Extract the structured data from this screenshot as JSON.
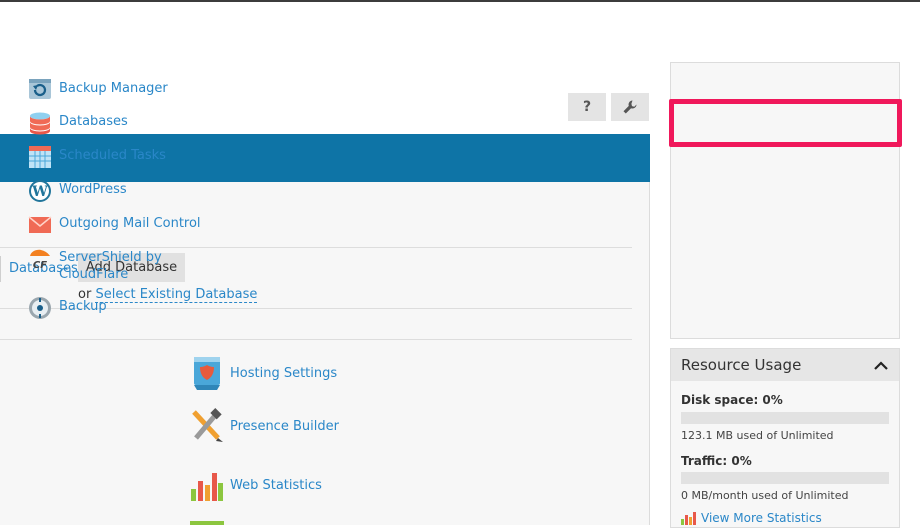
{
  "header": {
    "help_label": "?",
    "help_icon": "question-icon",
    "settings_icon": "wrench-icon"
  },
  "main": {
    "databases_link": "Databases",
    "add_database_button": "Add Database",
    "or_text": "or",
    "select_existing_link": "Select Existing Database",
    "tools": [
      {
        "label": "Hosting Settings",
        "icon": "hosting-settings-icon"
      },
      {
        "label": "Presence Builder",
        "icon": "presence-builder-icon"
      },
      {
        "label": "Web Statistics",
        "icon": "web-statistics-icon"
      }
    ]
  },
  "sidebar": {
    "items": [
      {
        "label": "Backup Manager",
        "icon": "backup-manager-icon"
      },
      {
        "label": "Databases",
        "icon": "databases-icon"
      },
      {
        "label": "Scheduled Tasks",
        "icon": "calendar-icon"
      },
      {
        "label": "WordPress",
        "icon": "wordpress-icon"
      },
      {
        "label": "Outgoing Mail Control",
        "icon": "mail-icon"
      },
      {
        "label": "ServerShield by CloudFlare",
        "icon": "cloudflare-icon"
      },
      {
        "label": "Backup",
        "icon": "backup-icon"
      }
    ],
    "highlight_color": "#f0185b"
  },
  "resource_usage": {
    "title": "Resource Usage",
    "disk_label": "Disk space: 0%",
    "disk_percent": 0,
    "disk_detail": "123.1 MB used of Unlimited",
    "traffic_label": "Traffic: 0%",
    "traffic_percent": 0,
    "traffic_detail": "0 MB/month used of Unlimited",
    "more_link": "View More Statistics"
  },
  "colors": {
    "accent_blue": "#0e74a6",
    "link": "#2a87c8"
  }
}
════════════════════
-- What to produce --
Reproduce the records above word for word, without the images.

-- Written answer --
Extract the structured data from this screenshot as JSON.
{
  "header": {
    "help_label": "?",
    "help_icon": "question-icon",
    "settings_icon": "wrench-icon"
  },
  "main": {
    "databases_link": "Databases",
    "add_database_button": "Add Database",
    "or_text": "or",
    "select_existing_link": "Select Existing Database",
    "tools": [
      {
        "label": "Hosting Settings",
        "icon": "hosting-settings-icon"
      },
      {
        "label": "Presence Builder",
        "icon": "presence-builder-icon"
      },
      {
        "label": "Web Statistics",
        "icon": "web-statistics-icon"
      }
    ]
  },
  "sidebar": {
    "items": [
      {
        "label": "Backup Manager",
        "icon": "backup-manager-icon"
      },
      {
        "label": "Databases",
        "icon": "databases-icon"
      },
      {
        "label": "Scheduled Tasks",
        "icon": "calendar-icon"
      },
      {
        "label": "WordPress",
        "icon": "wordpress-icon"
      },
      {
        "label": "Outgoing Mail Control",
        "icon": "mail-icon"
      },
      {
        "label": "ServerShield by CloudFlare",
        "icon": "cloudflare-icon"
      },
      {
        "label": "Backup",
        "icon": "backup-icon"
      }
    ],
    "highlight_color": "#f0185b"
  },
  "resource_usage": {
    "title": "Resource Usage",
    "disk_label": "Disk space: 0%",
    "disk_percent": 0,
    "disk_detail": "123.1 MB used of Unlimited",
    "traffic_label": "Traffic: 0%",
    "traffic_percent": 0,
    "traffic_detail": "0 MB/month used of Unlimited",
    "more_link": "View More Statistics"
  },
  "colors": {
    "accent_blue": "#0e74a6",
    "link": "#2a87c8"
  }
}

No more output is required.